But if the owners care at all about the appearance of their properties, there are some things that just can’t be let go, and mowing is one of them. Letting lawns get overgrown and weedy isn’t an option.

For all these reasons, Hackett advises all of his clients who have mowing and maintenance divisions to keep them as a hedge against future recessions, and tells the ones who don’t already have one, to start one.

Becker can attest to the wisdom of that. The recession barely made a dent in his mowing-heavy operation, even though he rebooted it right when it started.

It raises the value of your enterprise

Edwards points out still another reason to keep mowing in your revenue stream. “One of the reasons we continue to mow is because we’re looking ahead to someday getting out, selling the operation.”

“With landscape or irrigation installation, you don’t have that revenue from recurring contracts, so your company won’t be valued as highly. Those maintenance contracts add a lot of dollar value for a potential buyer.”

It makes money when it’s done right

Make no mistake—there is good money to be made mowing lawns. If you’re doing it and not making enough, it may be time to take a closer look at what you’re doing.

Haskett says that you need to look at it from ‘the mower deck level.’ Are you using the largest size deck you can get away with on the properties you mow, and still get a nicely striped result?

“I see a lot of contractors who are using smaller mowers than they could,” he said. “The wider the deck, the more square feet per hour you can produce.”

Taking a close look at how you’re mowing may reveal little inefficiencies that are hemorrhaging profits.

To eliminate these, Haskett teaches his consulting clients about ‘job sequencing.’ It’s a bit like choreography. For instance, say your crew is string trimming the turf areas that the mowers can’t get to, all the little nooks and crannies on the edges. Very often, Haskett observes that crew members trim before the mowing gets done, then backtrack and finish off the areas that the mower missed.

To sequence this job correctly, the crew members using the string trimmers should be following behind the mowers. Otherwise, they’re trimming twice. There are many other time-wasters and duplications of effort like that that’ll jump right out at you, once you start looking for them.

‘Outsourcing’ has become a dirty word, but it can put money in your pockets when it comes to commercial maintenance and mowing contracts. Haskett points out that most companies and institutions seldom have in-house groundskeeping staffs anymore.

Landscape maintenance and mowing is hired out, as are janitorial and other services. It’s cheaper and easier to let someone else buy and maintain the expensive equipment and hire, fire, pay and insure personnel. That ‘someone else’ could be you.

To keep his mowing operation profitable, Zeppa specializes in working in a certain area of town. This cuts down on ‘windshield time,’ the number of minutes wasted driving from one job to the next. “If a job doesn’t fit into our route, we don’t take it,” he said.

He also makes an effort to mow as many yards as possible on a given street. “We want to go to a neighborhood, put the tailgate down once, and mow five or six properties in a row.
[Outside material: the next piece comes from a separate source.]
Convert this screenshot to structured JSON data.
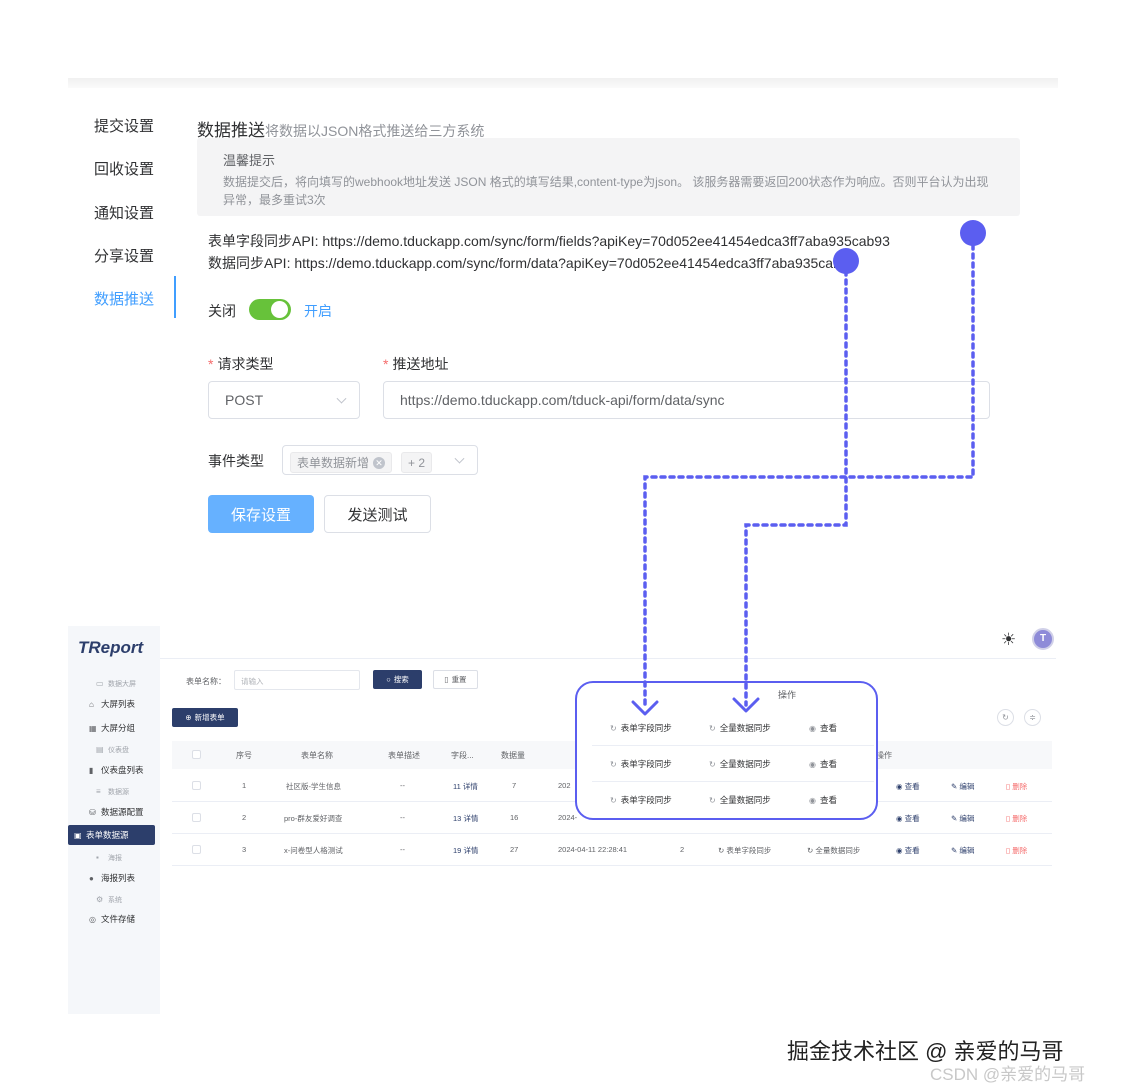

Or to an HOA, where we’ll mow the front entrance, then cut 20 or 30 of their lawns. That’s how we make money mowing, by maximizing our billable time.”

There’s still gold in them thar lawns; all you have to do is gather it. Do it efficiently, with smart planning, and it can make your company’s revenue stream gleam with bright nuggets of profit.